But now 60-80pc of Austra-lian farms have reported that their flocks possess some degree of resistance to ivermectin.
Ivermectin belongs to the macrocyclic lactones (ML) group of compounds, which were discovered in the 1970s.
NSW Primary Industries Department internal parasites coordinator Stephen Love said as a result, interest had grown in two other ML versions developed for sheep drenches: abamectin and moxidectin.
³Ivermectin was the flagship molecule in the mectin group of drugs when it was released in the Australian market as a sheep anthelmintic,² he said.
³Abamectin was initially vie-wed by some as something of a second cousin to ivermectin.

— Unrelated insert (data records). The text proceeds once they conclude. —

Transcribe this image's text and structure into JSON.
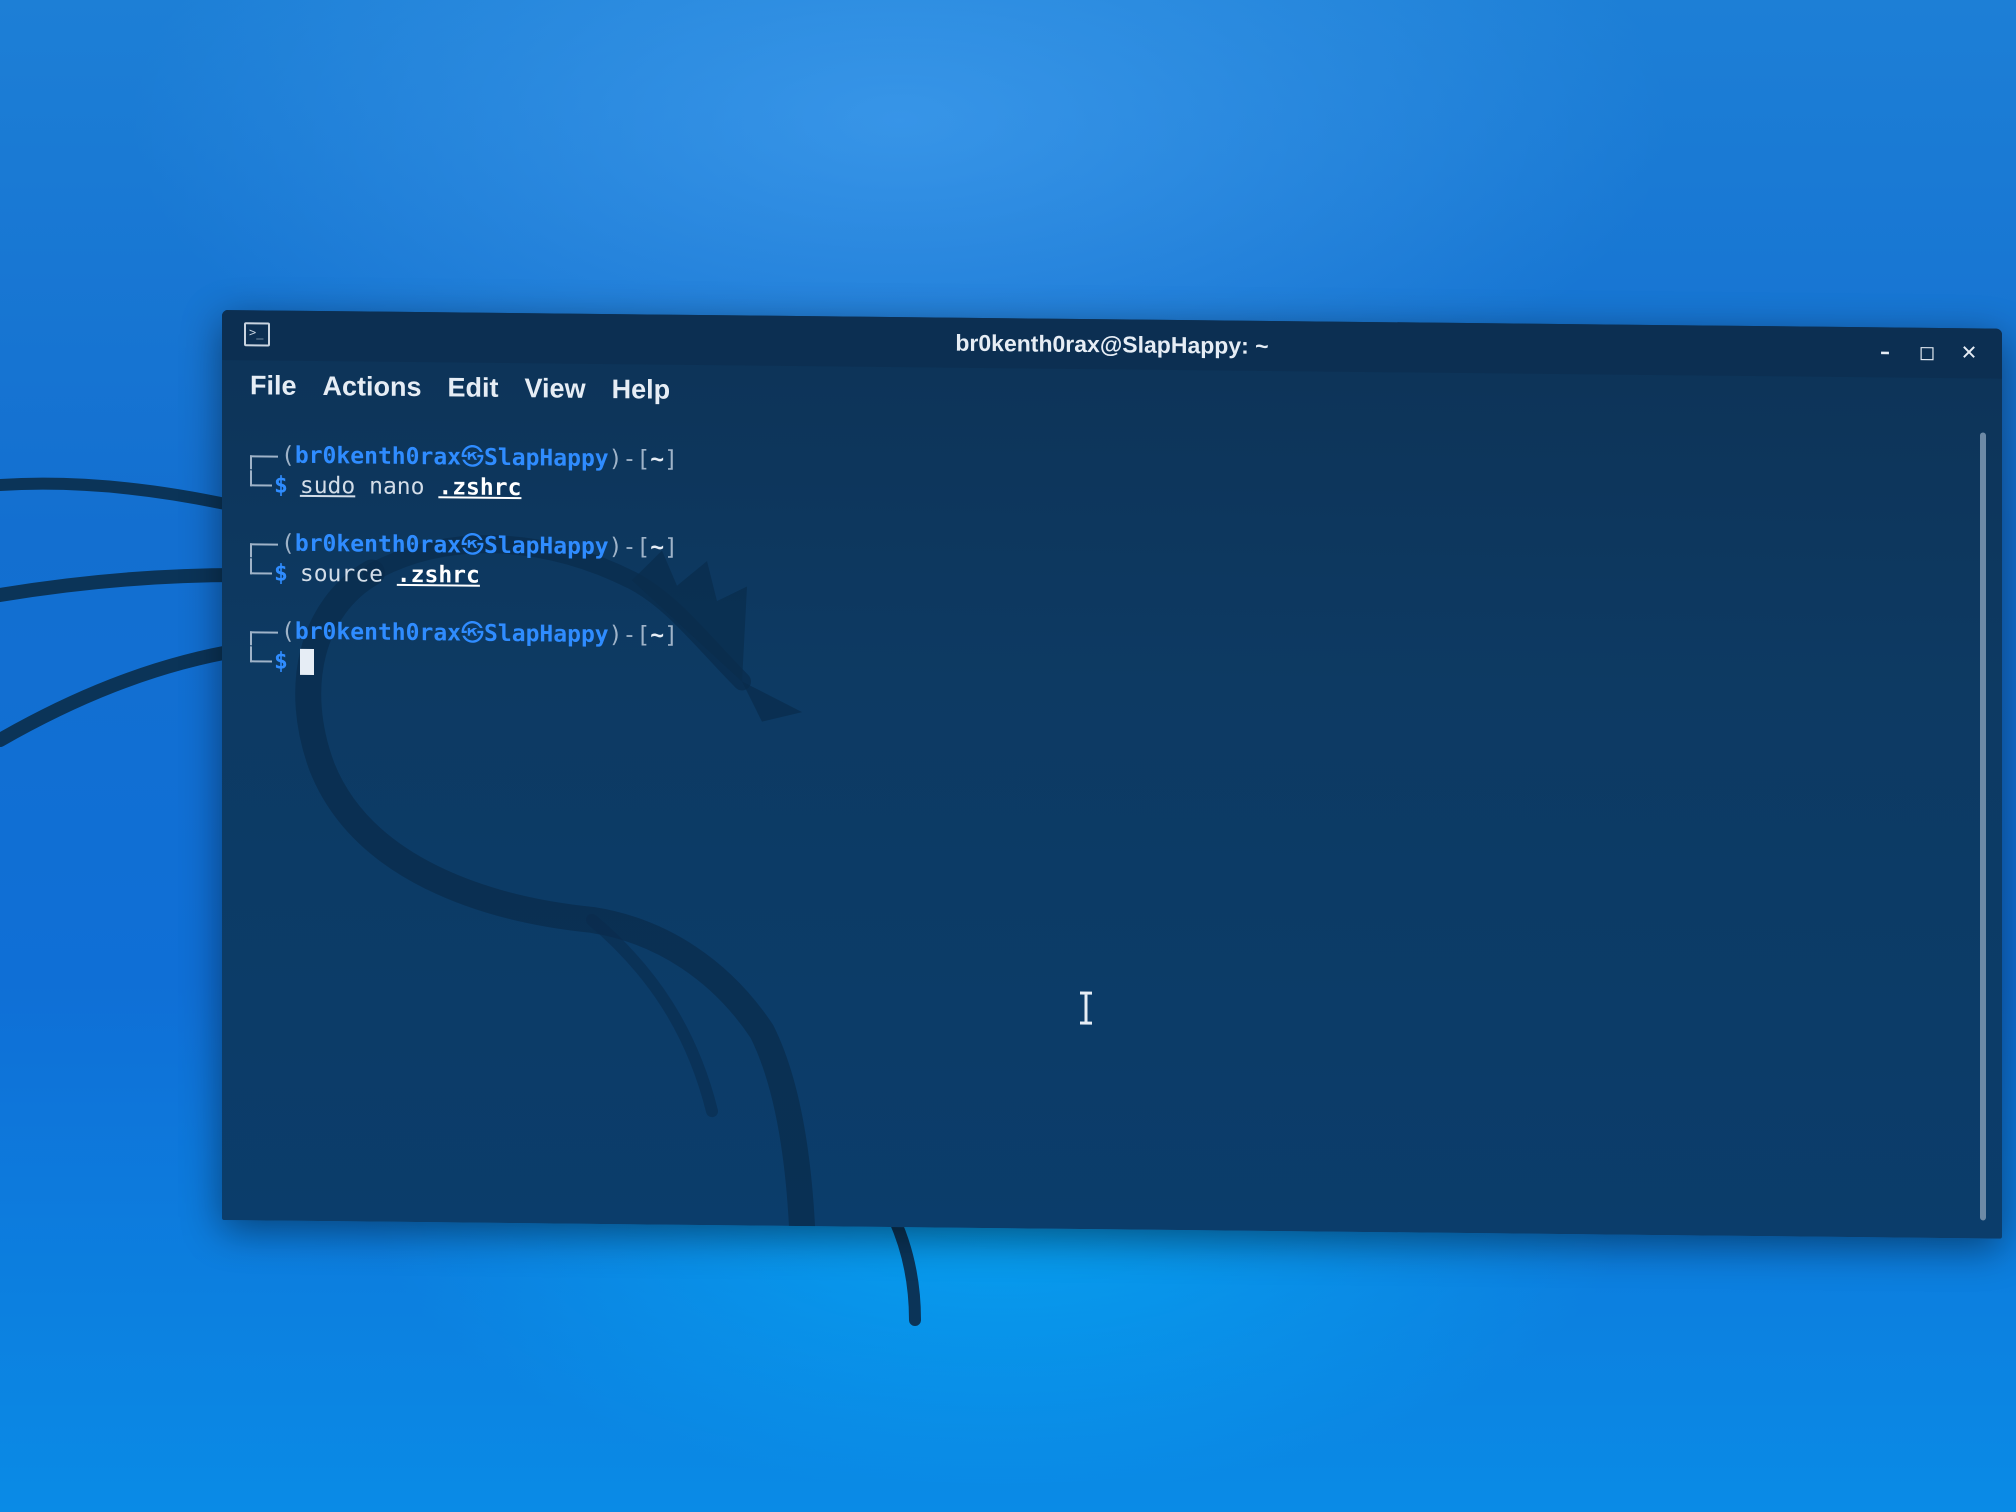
{
  "window": {
    "title": "br0kenth0rax@SlapHappy: ~",
    "controls": {
      "minimize": "–",
      "maximize": "◻",
      "close": "✕"
    }
  },
  "menu": {
    "items": [
      "File",
      "Actions",
      "Edit",
      "View",
      "Help"
    ]
  },
  "prompts": [
    {
      "user": "br0kenth0rax",
      "at": "㉿",
      "host": "SlapHappy",
      "dir": "~",
      "cmd_sudo": "sudo",
      "cmd_rest": " nano ",
      "cmd_file": ".zshrc"
    },
    {
      "user": "br0kenth0rax",
      "at": "㉿",
      "host": "SlapHappy",
      "dir": "~",
      "cmd_rest": "source ",
      "cmd_file": ".zshrc"
    },
    {
      "user": "br0kenth0rax",
      "at": "㉿",
      "host": "SlapHappy",
      "dir": "~"
    }
  ],
  "colors": {
    "prompt_blue": "#2f8cff",
    "terminal_bg": "#0d3a63",
    "desktop_bg": "#136fd0"
  },
  "icons": {
    "app": "terminal-icon",
    "pointer": "text-cursor-ibeam-icon"
  }
}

³There has been renewed interest in abamectin as it was found in research and in trials in New Zealand and Australia to be more potent than ivermectin.²
Sales of ivermectin-based sheep drenches have declined for years and sales of abamec-tin-based products continue to lift.
³Its potency means abamectin will give a better kill of worms, including some resistant worms,² Dr Love said.
³The general observation is that better potency means less selection for resistance in worm populations.
³The other issue is persisten-cy, which is a two-edged sword.²
Dr Love said there were many situations where farmers did not need a persistent drench.
³If possible it is better to use a short-acting rather than a longer-acting drench,² he said.
³High persistency means better worm control but with possible increased selection for resistance.²
Abamectin and ivermectin are relatively short-acting and moxidectin persists for longer.
Long-acting drench was more often needed in areas and seasons where barber¹s pole worm was a major problem and in situations where farmers did not have clean paddocks to move sheep to, Dr Love said.